Problem requirements
Nothing in the records below should be altered in the copy, although the pictures must be left out.

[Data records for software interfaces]
_ _ _ _

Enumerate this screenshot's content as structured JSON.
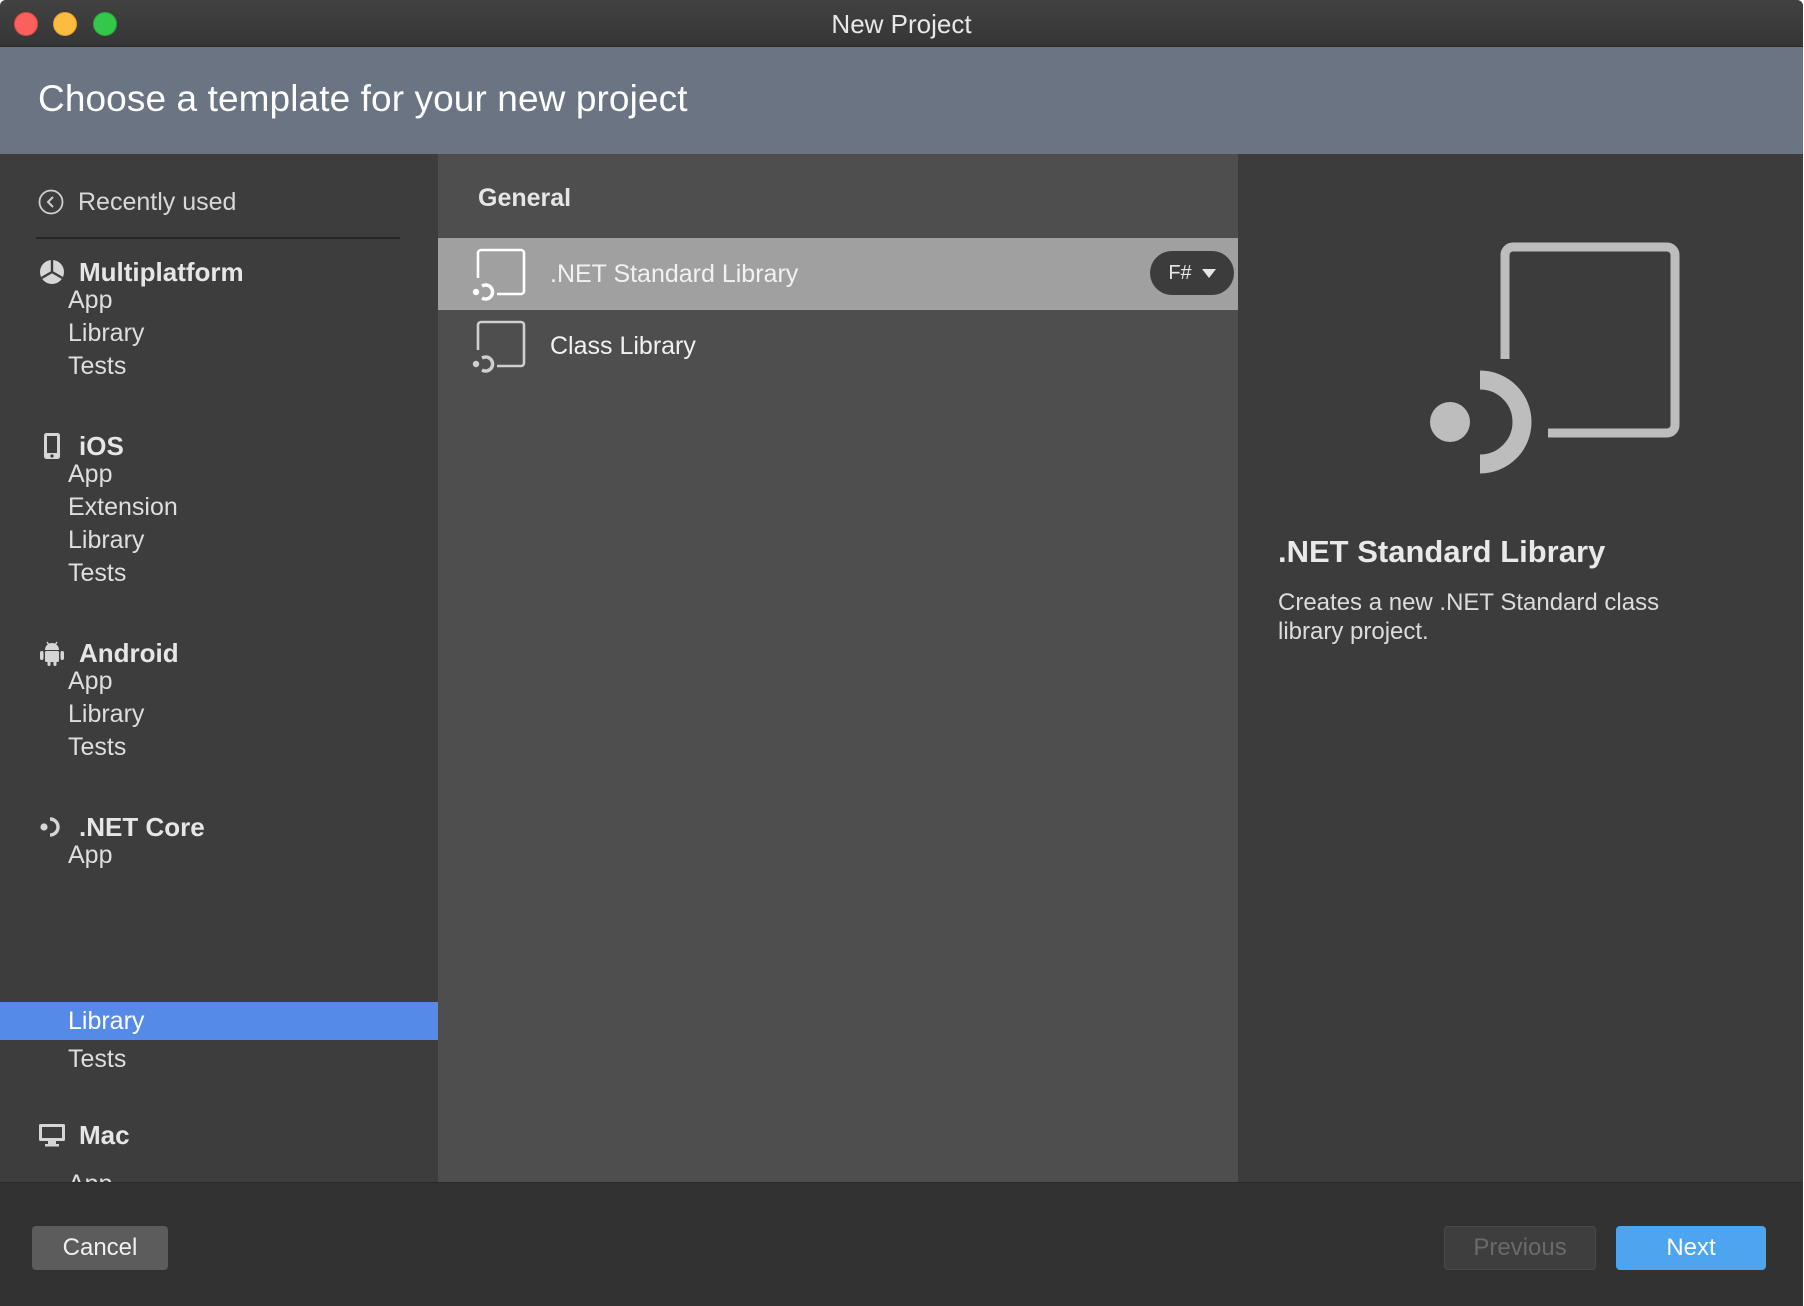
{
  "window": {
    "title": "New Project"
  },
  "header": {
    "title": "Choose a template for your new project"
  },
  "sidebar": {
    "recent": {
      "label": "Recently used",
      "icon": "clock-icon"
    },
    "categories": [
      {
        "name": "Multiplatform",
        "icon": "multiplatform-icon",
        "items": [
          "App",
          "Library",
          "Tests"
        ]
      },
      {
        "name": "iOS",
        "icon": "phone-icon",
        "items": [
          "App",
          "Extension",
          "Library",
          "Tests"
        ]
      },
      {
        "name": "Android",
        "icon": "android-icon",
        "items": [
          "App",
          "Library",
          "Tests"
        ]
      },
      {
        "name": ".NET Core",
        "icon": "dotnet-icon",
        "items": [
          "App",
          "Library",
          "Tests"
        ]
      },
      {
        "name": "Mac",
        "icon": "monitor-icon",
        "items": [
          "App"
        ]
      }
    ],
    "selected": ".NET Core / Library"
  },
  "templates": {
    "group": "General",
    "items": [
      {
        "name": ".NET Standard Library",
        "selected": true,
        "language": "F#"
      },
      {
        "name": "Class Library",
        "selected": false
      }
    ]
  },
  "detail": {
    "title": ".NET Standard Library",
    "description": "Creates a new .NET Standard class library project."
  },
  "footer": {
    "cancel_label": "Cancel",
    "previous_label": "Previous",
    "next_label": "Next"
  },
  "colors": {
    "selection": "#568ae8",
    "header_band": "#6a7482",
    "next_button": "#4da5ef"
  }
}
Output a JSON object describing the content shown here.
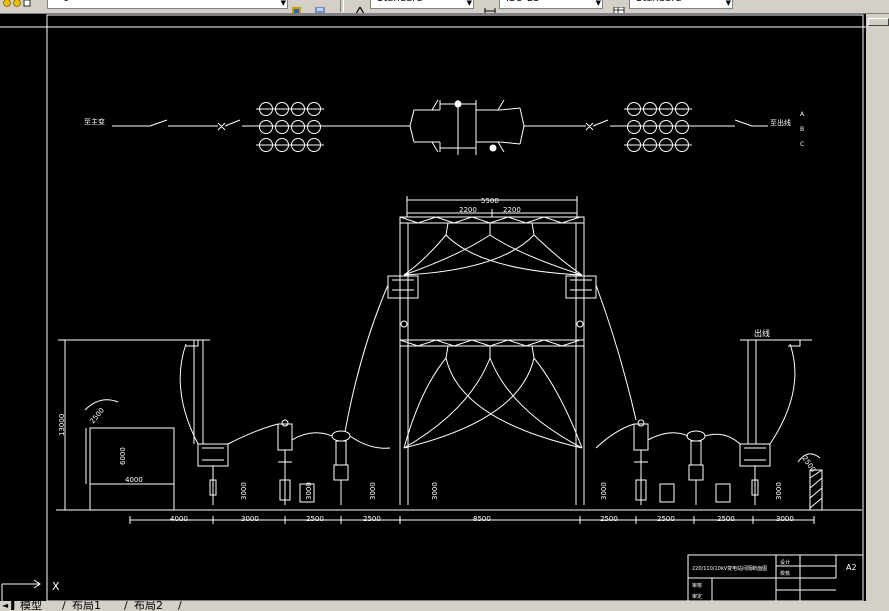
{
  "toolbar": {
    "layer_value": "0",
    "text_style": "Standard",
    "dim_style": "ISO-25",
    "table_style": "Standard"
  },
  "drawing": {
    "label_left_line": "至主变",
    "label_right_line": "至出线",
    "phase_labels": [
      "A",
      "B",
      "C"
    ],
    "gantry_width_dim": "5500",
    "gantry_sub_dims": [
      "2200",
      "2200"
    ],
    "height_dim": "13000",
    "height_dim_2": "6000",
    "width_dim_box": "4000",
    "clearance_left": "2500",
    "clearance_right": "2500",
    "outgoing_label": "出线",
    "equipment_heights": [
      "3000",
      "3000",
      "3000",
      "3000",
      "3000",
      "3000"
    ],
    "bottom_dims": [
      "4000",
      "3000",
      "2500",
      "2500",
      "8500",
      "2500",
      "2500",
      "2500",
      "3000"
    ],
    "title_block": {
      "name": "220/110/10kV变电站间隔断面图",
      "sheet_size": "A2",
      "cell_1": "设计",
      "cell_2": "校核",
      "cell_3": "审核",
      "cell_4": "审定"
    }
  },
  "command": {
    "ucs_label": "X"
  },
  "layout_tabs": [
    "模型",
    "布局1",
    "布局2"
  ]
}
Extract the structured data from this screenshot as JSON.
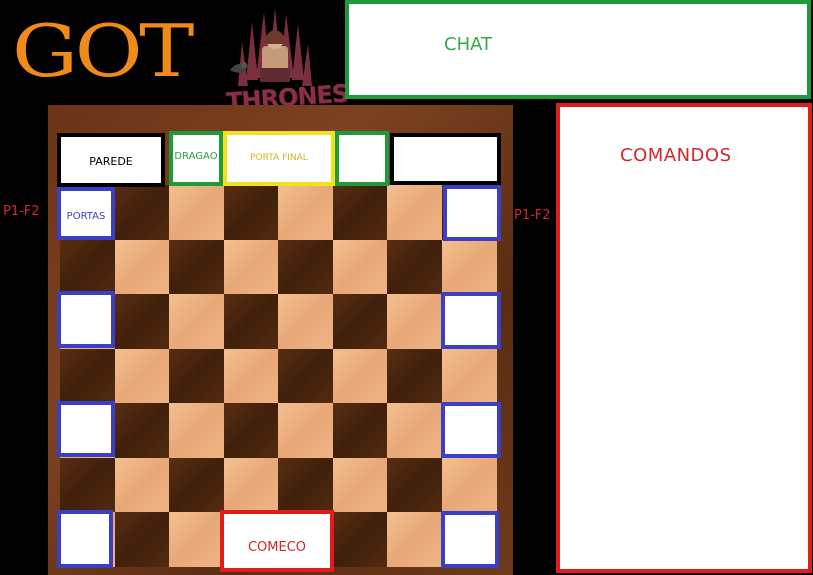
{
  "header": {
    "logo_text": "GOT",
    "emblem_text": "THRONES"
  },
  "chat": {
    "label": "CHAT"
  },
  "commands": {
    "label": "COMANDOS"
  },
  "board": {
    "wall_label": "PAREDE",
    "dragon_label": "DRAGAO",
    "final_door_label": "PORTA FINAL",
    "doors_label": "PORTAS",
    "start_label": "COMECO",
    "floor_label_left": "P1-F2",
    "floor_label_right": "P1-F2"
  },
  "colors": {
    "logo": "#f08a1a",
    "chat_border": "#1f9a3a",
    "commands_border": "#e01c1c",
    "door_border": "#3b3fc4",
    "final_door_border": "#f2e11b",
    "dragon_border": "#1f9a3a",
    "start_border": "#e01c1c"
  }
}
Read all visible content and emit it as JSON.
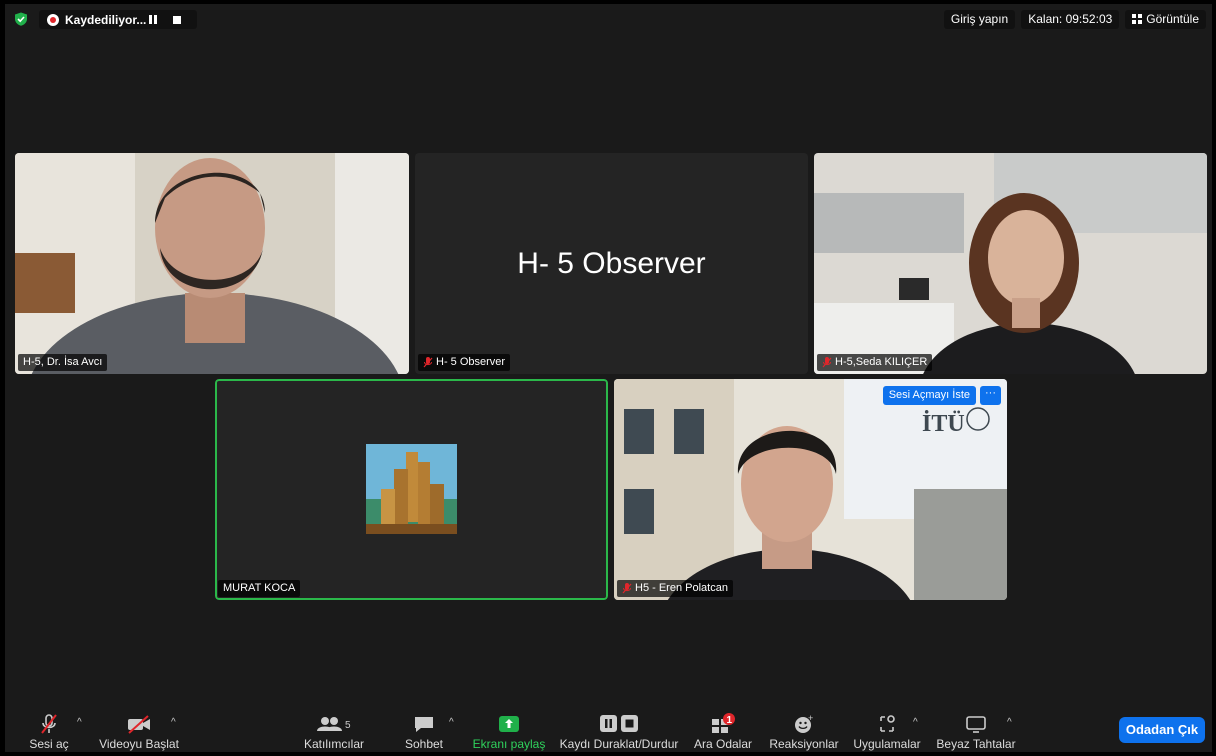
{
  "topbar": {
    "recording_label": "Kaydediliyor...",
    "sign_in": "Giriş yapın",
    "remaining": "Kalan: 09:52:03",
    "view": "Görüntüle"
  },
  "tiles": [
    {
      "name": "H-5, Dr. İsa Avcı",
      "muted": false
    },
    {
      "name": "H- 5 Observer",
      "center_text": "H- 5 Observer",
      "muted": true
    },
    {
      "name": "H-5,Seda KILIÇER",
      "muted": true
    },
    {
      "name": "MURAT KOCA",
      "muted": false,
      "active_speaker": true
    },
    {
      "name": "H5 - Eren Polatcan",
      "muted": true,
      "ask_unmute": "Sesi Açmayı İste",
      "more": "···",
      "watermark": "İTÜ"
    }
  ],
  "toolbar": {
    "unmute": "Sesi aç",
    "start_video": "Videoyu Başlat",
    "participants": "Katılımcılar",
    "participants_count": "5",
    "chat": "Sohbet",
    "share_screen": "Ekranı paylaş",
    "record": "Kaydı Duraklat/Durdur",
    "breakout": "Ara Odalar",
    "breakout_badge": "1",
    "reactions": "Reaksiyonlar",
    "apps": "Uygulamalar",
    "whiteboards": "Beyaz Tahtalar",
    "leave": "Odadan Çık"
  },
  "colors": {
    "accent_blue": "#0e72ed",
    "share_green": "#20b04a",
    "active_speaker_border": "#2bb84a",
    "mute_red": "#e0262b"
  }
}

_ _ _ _

Finished task
Enumerate this screenshot's content as structured JSON.
{
  "window": {
    "title": "New Project"
  },
  "header": {
    "title": "Choose a template for your new project"
  },
  "sidebar": {
    "recent": {
      "label": "Recently used",
      "icon": "clock-icon"
    },
    "categories": [
      {
        "name": "Multiplatform",
        "icon": "multiplatform-icon",
        "items": [
          "App",
          "Library",
          "Tests"
        ]
      },
      {
        "name": "iOS",
        "icon": "phone-icon",
        "items": [
          "App",
          "Extension",
          "Library",
          "Tests"
        ]
      },
      {
        "name": "Android",
        "icon": "android-icon",
        "items": [
          "App",
          "Library",
          "Tests"
        ]
      },
      {
        "name": ".NET Core",
        "icon": "dotnet-icon",
        "items": [
          "App",
          "Library",
          "Tests"
        ]
      },
      {
        "name": "Mac",
        "icon": "monitor-icon",
        "items": [
          "App"
        ]
      }
    ],
    "selected": ".NET Core / Library"
  },
  "templates": {
    "group": "General",
    "items": [
      {
        "name": ".NET Standard Library",
        "selected": true,
        "language": "F#"
      },
      {
        "name": "Class Library",
        "selected": false
      }
    ]
  },
  "detail": {
    "title": ".NET Standard Library",
    "description": "Creates a new .NET Standard class library project."
  },
  "footer": {
    "cancel_label": "Cancel",
    "previous_label": "Previous",
    "next_label": "Next"
  },
  "colors": {
    "selection": "#568ae8",
    "header_band": "#6a7482",
    "next_button": "#4da5ef"
  }
}
Output a JSON object describing the content shown here.
{
  "toolbar": {
    "layer_value": "0",
    "text_style": "Standard",
    "dim_style": "ISO-25",
    "table_style": "Standard"
  },
  "drawing": {
    "label_left_line": "至主变",
    "label_right_line": "至出线",
    "phase_labels": [
      "A",
      "B",
      "C"
    ],
    "gantry_width_dim": "5500",
    "gantry_sub_dims": [
      "2200",
      "2200"
    ],
    "height_dim": "13000",
    "height_dim_2": "6000",
    "width_dim_box": "4000",
    "clearance_left": "2500",
    "clearance_right": "2500",
    "outgoing_label": "出线",
    "equipment_heights": [
      "3000",
      "3000",
      "3000",
      "3000",
      "3000",
      "3000"
    ],
    "bottom_dims": [
      "4000",
      "3000",
      "2500",
      "2500",
      "8500",
      "2500",
      "2500",
      "2500",
      "3000"
    ],
    "title_block": {
      "name": "220/110/10kV变电站间隔断面图",
      "sheet_size": "A2",
      "cell_1": "设计",
      "cell_2": "校核",
      "cell_3": "审核",
      "cell_4": "审定"
    }
  },
  "command": {
    "ucs_label": "X"
  },
  "layout_tabs": [
    "模型",
    "布局1",
    "布局2"
  ]
}
Extract the structured data from this screenshot as JSON.
{
  "header": {
    "logo_text": "GOT",
    "emblem_text": "THRONES"
  },
  "chat": {
    "label": "CHAT"
  },
  "commands": {
    "label": "COMANDOS"
  },
  "board": {
    "wall_label": "PAREDE",
    "dragon_label": "DRAGAO",
    "final_door_label": "PORTA FINAL",
    "doors_label": "PORTAS",
    "start_label": "COMECO",
    "floor_label_left": "P1-F2",
    "floor_label_right": "P1-F2"
  },
  "colors": {
    "logo": "#f08a1a",
    "chat_border": "#1f9a3a",
    "commands_border": "#e01c1c",
    "door_border": "#3b3fc4",
    "final_door_border": "#f2e11b",
    "dragon_border": "#1f9a3a",
    "start_border": "#e01c1c"
  }
}
Read all visible content and emit it as JSON.
{
  "topbar": {
    "recording_label": "Kaydediliyor...",
    "sign_in": "Giriş yapın",
    "remaining": "Kalan: 09:52:03",
    "view": "Görüntüle"
  },
  "tiles": [
    {
      "name": "H-5, Dr. İsa Avcı",
      "muted": false
    },
    {
      "name": "H- 5 Observer",
      "center_text": "H- 5 Observer",
      "muted": true
    },
    {
      "name": "H-5,Seda KILIÇER",
      "muted": true
    },
    {
      "name": "MURAT KOCA",
      "muted": false,
      "active_speaker": true
    },
    {
      "name": "H5 - Eren Polatcan",
      "muted": true,
      "ask_unmute": "Sesi Açmayı İste",
      "more": "···",
      "watermark": "İTÜ"
    }
  ],
  "toolbar": {
    "unmute": "Sesi aç",
    "start_video": "Videoyu Başlat",
    "participants": "Katılımcılar",
    "participants_count": "5",
    "chat": "Sohbet",
    "share_screen": "Ekranı paylaş",
    "record": "Kaydı Duraklat/Durdur",
    "breakout": "Ara Odalar",
    "breakout_badge": "1",
    "reactions": "Reaksiyonlar",
    "apps": "Uygulamalar",
    "whiteboards": "Beyaz Tahtalar",
    "leave": "Odadan Çık"
  },
  "colors": {
    "accent_blue": "#0e72ed",
    "share_green": "#20b04a",
    "active_speaker_border": "#2bb84a",
    "mute_red": "#e0262b"
  }
}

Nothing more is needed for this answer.